Thirdly, and most powerfully, in both Jewish and pre-Reformation Christian thinking, Rebekah is a figure for the role of humanity as a whole in God’s purposes. Jewish scholarship has indeed offered us the concept of ‘tikkun’ or ‘repair’ as a way of understanding Rebekah and Jacob’s usurpation of Esau. This is the Jewish perception that, whilst recognizing God’s grace and sovereignty, human beings have an active role in healing the world and its ills and redirecting it along God’s path. This, it is suggested, is what Rebekah does, as a kind of new Eve, or giver of life. Significantly the structure and language of both the Garden of Eden and the Rebekah and Esau stories are similar. What the wise and resourceful Rebekah does is to intervene in repairing the divine pathway which is going wrong. Esau, frankly, would be a disaster to lead the struggling needy people. Everyone knows this, including Esau himself. He may be a good hunter, but much more is required in leadership than a self-concerned macho man. If we have not learned that from political history we have not learned much. Rebekah’s trickery thereby puts God’s people back on God’s track. Instead of offering the wrong food, as Eve does to Adam, Rebekah helps Jacob offer savoury food to Isaac, and secures the blessing. All of this may seem strange to us. Yet why would we want to think that the extraordinary principle of primogeniture, leadership of the first born, is in any case satisfactory. God, after all, does not work in straight lines. Sometimes a little intervention is needed, queer as it may seem to others.
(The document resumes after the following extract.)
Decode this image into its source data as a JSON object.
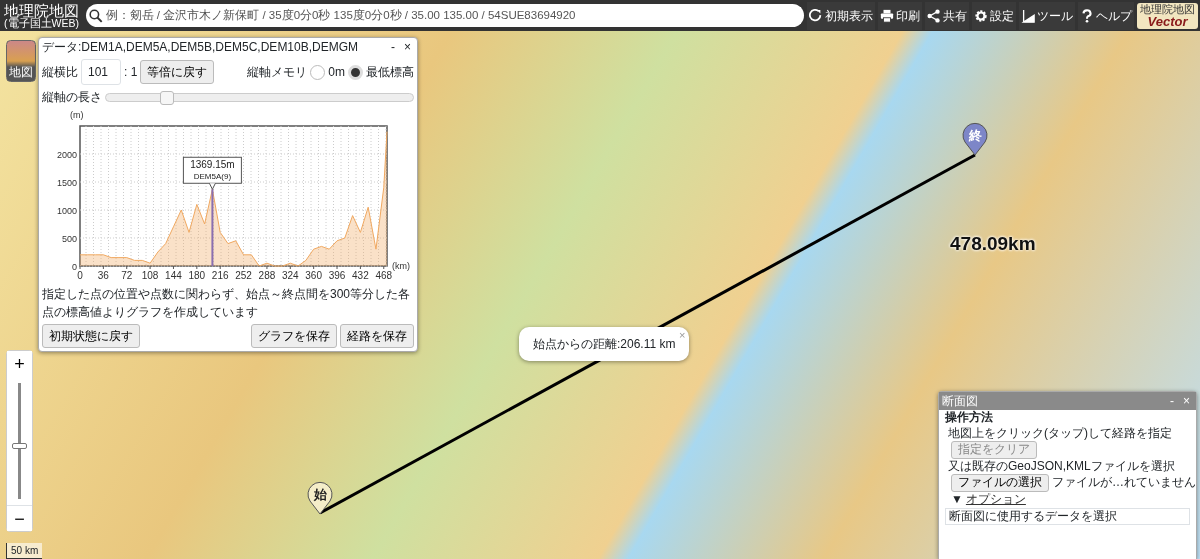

We must indeed be careful with books, especially those, in the Bible, with great potential for good and ill. How we handle them is vital. Perhaps, if we handle them with the kind of generosity of spirit and resourcefulness we see in Rebekah, we may do a little better for ourselves, and others. For as our Gospel today says, God is constantly speaking to us, calling us to dance. Sometimes that voice speaks to us in strange, even discomforting ways. We may find ourselves challenged. Yet, as Jesus says, God’s yoke, God’s call, is easy. Neither the Bible, nor anything else in Christian Faith is meant to be a burden, never mind a means by which we are to burden others. Rather, we are invited into a dance of discovery, taking up the tunes passed down to us, and, like Rebekah, playing new notes too, sharing both the wisdom of our inherited Faith and new waters of life. In the name of Christ, the Word incarnate, to whom the Holy Scriptures witness and in whom, through the Holy Spirit, we too can grow as living words of life. Amen.
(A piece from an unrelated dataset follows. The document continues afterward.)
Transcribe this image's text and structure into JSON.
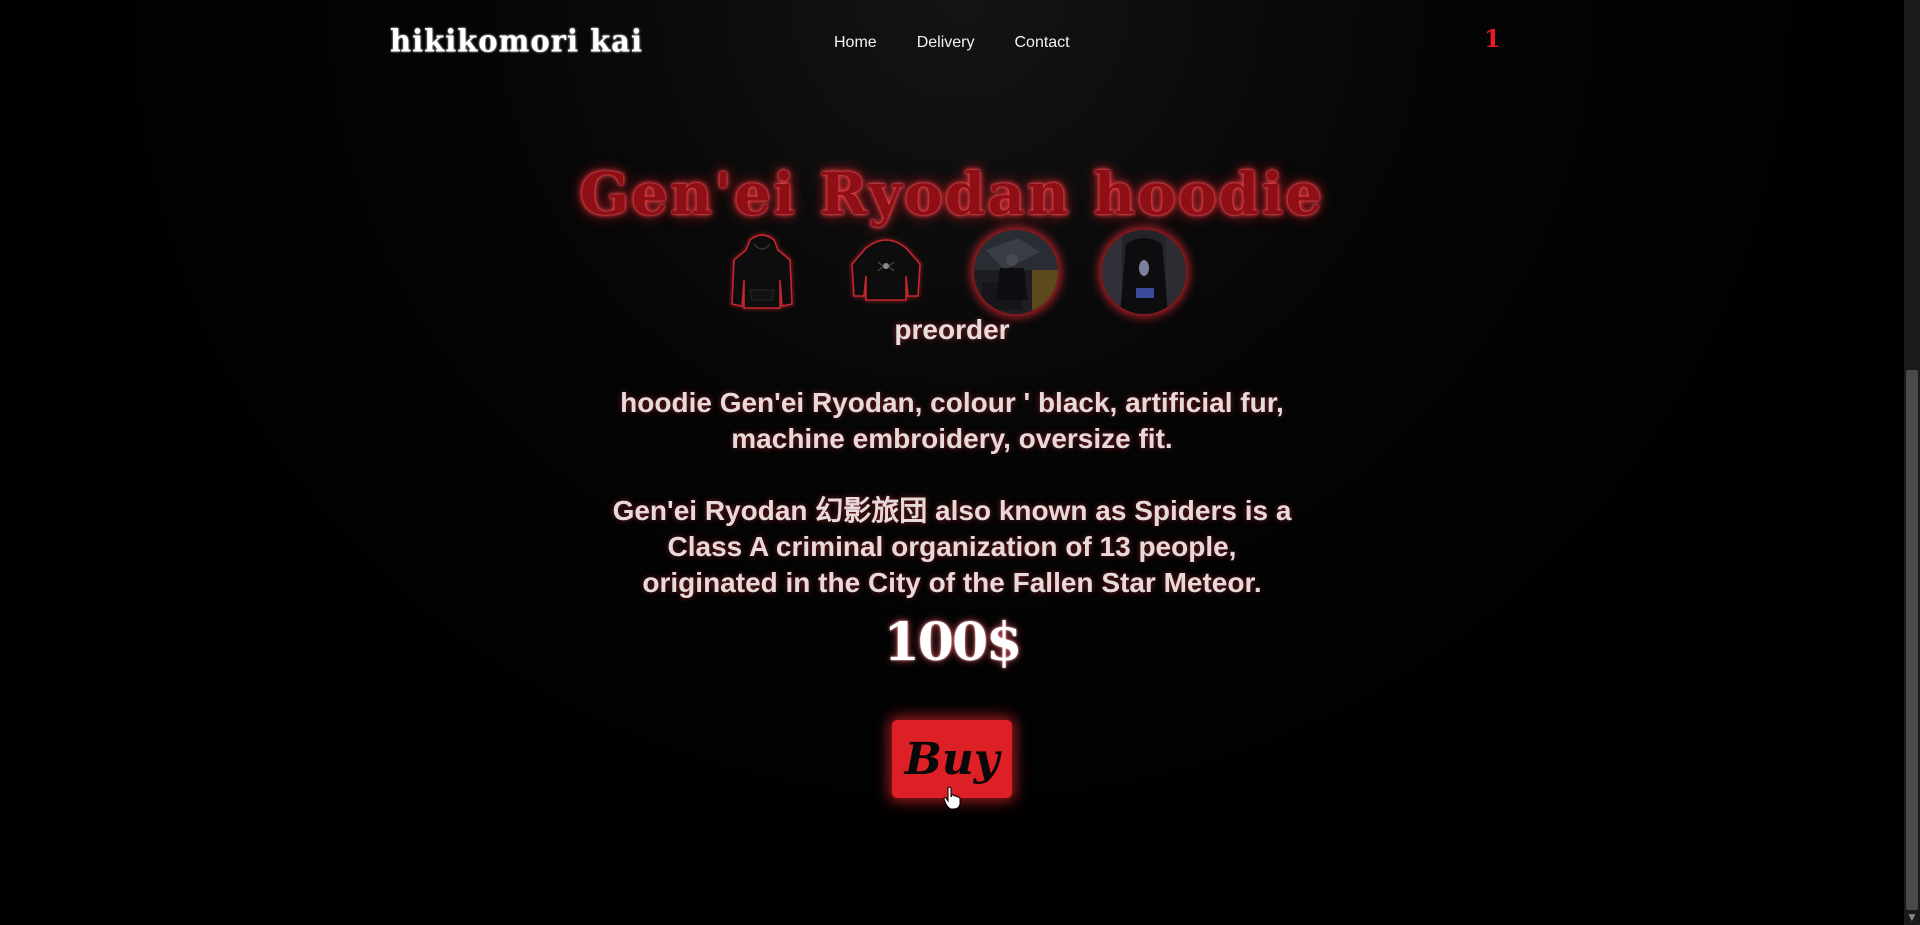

by Josephine Inkpin, for Pitt Street Uniting Church, Sunday 9 July 2023
 Vawter, B., 1977, On Genesis: A new reading, 1st edn., p. 299, Doubleday, Garden City, NY.
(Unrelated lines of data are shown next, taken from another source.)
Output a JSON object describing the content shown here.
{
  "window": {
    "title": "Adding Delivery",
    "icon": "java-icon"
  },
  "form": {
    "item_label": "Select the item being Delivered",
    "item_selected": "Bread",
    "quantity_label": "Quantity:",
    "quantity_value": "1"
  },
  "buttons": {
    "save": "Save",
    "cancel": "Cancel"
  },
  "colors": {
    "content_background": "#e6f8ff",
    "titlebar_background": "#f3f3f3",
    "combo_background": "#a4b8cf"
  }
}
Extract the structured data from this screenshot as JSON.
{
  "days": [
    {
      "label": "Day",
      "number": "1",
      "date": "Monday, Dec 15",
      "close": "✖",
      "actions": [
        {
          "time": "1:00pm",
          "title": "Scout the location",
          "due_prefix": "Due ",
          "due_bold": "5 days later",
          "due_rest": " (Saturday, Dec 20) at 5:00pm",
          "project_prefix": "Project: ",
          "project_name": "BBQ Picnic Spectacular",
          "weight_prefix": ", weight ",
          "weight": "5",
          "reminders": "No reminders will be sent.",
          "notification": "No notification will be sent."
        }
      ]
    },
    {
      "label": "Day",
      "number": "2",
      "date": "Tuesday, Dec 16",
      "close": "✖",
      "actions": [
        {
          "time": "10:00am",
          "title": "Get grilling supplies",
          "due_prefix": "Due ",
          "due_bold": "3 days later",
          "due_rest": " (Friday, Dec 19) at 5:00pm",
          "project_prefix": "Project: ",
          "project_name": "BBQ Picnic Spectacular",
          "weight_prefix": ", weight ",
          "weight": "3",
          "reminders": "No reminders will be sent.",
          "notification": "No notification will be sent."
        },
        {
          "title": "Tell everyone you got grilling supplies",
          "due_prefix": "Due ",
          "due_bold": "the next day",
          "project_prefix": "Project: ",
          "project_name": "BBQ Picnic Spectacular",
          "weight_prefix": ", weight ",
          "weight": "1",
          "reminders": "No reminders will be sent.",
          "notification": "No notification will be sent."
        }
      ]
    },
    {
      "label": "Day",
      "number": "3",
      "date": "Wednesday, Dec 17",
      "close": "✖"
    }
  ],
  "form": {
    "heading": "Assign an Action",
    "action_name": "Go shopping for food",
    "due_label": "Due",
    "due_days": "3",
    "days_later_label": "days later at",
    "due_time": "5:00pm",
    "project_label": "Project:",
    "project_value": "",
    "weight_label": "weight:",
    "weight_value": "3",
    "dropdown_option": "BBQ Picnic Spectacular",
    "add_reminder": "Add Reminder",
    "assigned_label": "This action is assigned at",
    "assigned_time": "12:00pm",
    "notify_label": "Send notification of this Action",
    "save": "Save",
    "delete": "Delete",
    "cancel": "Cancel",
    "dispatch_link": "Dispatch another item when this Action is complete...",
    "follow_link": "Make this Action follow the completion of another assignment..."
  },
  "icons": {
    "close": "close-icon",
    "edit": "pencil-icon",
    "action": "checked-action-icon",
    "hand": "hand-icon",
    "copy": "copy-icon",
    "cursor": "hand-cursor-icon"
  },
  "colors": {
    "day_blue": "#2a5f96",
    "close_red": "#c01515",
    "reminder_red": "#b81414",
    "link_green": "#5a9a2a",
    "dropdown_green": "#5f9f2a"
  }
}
 Brueggemann, W., 1982, Genesis, p. 234, Interpretation, a Bible Commentary for Teaching and Preaching
 Tsymbalyuk.O & Melnik.V ‘Rediscovering the ancient hermeneutic of Rebekah’s character’ in HTS Teologiese Studies/Theological Studies 76(1) a5526. https://doi.org/10.4102/hts.v76i1.5526
 Calvin, J. ‘Commentaries on the First Book of Moses, Called Genesis’
 Tsymbalyuk.O & Melnik.V ‘Rediscovering the ancient hermeneutic of Rebekah’s character’ p.6
 For an overview and further reading suggestions see https://jwa.org/encyclopedia/article/rebekah-bible